▶ _Work task_: Scan each line of the records for the word "image" and extract the ones that have it.

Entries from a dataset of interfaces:
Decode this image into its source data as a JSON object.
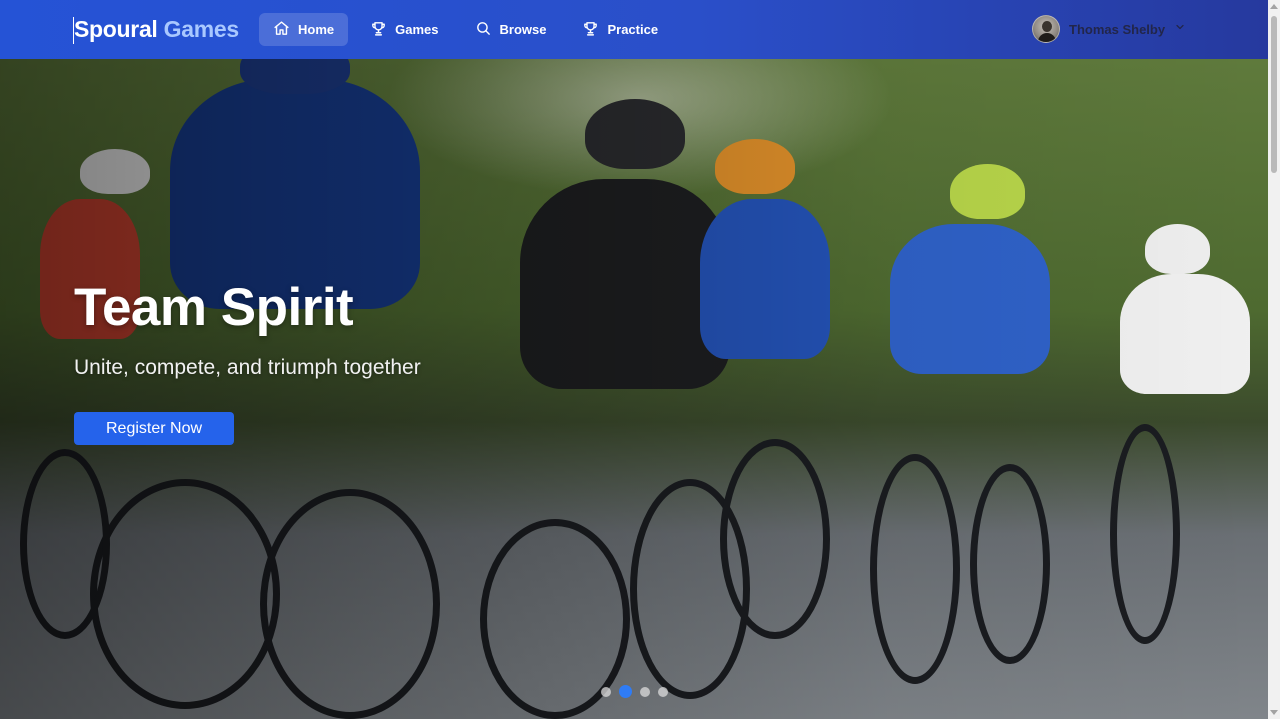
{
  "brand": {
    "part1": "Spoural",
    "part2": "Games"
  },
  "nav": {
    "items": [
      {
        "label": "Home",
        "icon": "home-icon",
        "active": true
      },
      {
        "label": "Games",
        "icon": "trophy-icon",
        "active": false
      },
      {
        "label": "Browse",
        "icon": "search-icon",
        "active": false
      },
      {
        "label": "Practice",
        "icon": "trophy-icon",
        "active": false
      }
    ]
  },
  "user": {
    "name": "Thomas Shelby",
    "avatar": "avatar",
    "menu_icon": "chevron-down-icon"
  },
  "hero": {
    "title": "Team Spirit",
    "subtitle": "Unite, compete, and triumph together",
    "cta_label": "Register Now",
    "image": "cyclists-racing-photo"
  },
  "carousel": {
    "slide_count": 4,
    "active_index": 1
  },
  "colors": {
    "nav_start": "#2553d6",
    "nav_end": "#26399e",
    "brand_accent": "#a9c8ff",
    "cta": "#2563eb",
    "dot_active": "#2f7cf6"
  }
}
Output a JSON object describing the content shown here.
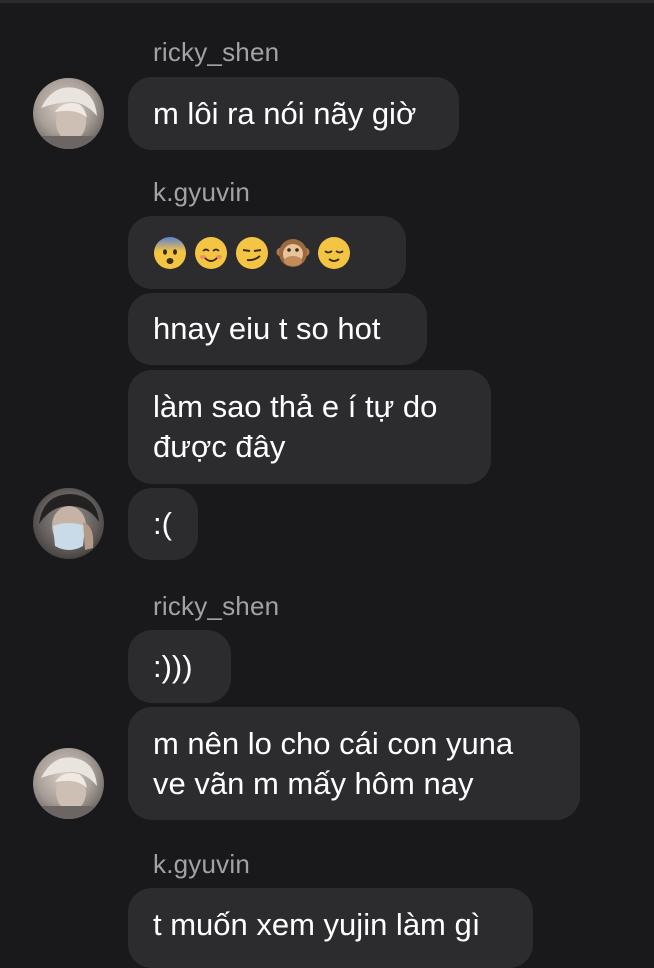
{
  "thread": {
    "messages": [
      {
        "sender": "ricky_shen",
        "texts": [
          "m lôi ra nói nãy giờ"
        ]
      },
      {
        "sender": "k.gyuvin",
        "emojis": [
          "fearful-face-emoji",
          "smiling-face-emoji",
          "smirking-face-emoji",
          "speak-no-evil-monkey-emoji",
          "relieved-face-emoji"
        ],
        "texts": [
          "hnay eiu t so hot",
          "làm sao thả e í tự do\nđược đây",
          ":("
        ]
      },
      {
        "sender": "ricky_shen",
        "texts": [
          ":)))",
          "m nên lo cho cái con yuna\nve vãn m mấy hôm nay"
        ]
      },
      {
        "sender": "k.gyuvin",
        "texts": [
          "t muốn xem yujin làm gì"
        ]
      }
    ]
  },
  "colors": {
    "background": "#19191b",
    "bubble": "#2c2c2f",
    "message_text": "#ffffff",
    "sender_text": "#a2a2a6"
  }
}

▶ _Your response_:
Decode this image into its source data as a JSON object.
    "image": "cyclists-racing-photo"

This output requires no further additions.